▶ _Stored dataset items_
——————————
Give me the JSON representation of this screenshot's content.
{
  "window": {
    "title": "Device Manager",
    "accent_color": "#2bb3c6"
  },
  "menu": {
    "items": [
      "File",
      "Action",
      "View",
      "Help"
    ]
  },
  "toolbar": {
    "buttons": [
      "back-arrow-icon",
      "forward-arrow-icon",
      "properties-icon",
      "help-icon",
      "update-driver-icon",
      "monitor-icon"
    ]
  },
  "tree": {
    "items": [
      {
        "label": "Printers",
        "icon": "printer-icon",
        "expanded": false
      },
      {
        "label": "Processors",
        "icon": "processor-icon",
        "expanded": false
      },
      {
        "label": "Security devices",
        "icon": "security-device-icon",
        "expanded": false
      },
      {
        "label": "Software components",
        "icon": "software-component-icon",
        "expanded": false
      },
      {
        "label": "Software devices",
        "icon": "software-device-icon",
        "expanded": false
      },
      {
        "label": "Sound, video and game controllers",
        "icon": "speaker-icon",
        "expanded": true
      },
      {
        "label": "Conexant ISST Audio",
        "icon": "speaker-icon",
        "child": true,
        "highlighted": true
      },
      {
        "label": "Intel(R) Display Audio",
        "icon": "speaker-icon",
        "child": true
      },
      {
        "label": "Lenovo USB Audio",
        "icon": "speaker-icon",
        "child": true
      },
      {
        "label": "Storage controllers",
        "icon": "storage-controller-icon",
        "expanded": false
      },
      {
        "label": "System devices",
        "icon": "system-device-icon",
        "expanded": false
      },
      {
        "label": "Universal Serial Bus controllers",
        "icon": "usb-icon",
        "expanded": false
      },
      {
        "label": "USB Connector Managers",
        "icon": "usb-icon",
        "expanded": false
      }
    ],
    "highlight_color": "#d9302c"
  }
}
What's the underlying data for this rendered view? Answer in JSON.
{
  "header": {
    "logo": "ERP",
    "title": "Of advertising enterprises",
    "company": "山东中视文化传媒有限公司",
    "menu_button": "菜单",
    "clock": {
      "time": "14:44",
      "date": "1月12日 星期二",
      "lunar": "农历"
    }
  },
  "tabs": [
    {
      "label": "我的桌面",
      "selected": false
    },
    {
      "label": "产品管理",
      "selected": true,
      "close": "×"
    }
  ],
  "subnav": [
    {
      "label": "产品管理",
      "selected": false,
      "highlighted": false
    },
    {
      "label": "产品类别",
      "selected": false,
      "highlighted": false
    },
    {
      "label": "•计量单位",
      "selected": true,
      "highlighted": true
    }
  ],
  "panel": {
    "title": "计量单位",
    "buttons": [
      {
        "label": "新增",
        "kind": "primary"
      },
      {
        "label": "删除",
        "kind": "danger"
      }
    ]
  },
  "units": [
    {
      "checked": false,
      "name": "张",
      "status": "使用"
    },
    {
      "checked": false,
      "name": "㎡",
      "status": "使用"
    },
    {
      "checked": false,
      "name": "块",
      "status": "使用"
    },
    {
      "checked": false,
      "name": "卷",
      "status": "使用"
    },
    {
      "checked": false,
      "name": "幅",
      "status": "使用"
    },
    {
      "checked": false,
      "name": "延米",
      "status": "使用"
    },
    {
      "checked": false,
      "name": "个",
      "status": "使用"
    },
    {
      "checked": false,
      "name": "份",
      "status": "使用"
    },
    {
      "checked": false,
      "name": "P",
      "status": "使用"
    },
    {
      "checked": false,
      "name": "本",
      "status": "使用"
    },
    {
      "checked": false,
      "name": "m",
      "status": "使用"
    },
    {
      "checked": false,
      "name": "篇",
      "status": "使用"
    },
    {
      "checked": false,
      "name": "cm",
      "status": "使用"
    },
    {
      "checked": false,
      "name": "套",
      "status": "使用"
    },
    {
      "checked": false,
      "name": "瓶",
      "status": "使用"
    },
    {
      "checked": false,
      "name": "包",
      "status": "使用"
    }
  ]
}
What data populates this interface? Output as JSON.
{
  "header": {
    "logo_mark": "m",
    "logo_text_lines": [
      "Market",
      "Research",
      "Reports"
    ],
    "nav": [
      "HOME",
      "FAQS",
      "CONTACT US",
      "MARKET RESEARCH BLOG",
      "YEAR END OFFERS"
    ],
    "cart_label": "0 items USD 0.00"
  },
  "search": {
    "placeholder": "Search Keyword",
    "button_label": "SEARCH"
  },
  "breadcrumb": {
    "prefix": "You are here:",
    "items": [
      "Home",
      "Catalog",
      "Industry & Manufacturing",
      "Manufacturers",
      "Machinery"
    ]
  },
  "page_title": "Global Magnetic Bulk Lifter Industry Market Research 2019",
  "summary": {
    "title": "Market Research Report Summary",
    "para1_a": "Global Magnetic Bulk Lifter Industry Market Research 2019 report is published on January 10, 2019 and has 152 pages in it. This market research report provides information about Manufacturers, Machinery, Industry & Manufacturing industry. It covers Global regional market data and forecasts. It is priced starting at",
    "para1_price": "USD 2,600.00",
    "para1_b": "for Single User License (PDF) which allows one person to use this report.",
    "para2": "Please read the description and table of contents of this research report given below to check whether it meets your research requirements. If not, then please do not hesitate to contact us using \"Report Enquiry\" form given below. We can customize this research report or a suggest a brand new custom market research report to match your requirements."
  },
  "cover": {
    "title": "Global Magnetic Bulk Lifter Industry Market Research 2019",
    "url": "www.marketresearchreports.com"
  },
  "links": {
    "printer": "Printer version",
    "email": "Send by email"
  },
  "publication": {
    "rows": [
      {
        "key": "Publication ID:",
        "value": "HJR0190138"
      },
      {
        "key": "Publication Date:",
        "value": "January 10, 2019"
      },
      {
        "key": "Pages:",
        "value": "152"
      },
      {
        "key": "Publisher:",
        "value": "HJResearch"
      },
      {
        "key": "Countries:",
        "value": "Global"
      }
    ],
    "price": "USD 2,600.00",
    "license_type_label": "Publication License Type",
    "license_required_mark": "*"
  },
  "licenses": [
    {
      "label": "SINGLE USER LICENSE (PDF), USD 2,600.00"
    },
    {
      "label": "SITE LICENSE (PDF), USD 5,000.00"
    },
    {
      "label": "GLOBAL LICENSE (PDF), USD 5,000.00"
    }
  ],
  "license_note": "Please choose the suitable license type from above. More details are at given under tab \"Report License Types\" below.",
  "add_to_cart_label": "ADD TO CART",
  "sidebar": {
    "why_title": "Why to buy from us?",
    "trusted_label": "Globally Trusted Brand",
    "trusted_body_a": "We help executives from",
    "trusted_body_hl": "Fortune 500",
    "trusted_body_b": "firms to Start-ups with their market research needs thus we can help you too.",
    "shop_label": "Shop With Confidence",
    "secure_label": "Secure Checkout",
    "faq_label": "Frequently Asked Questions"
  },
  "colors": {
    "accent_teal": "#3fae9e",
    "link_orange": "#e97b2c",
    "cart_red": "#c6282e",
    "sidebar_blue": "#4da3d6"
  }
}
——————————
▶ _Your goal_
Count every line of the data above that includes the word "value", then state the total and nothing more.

▶ _Answer_
5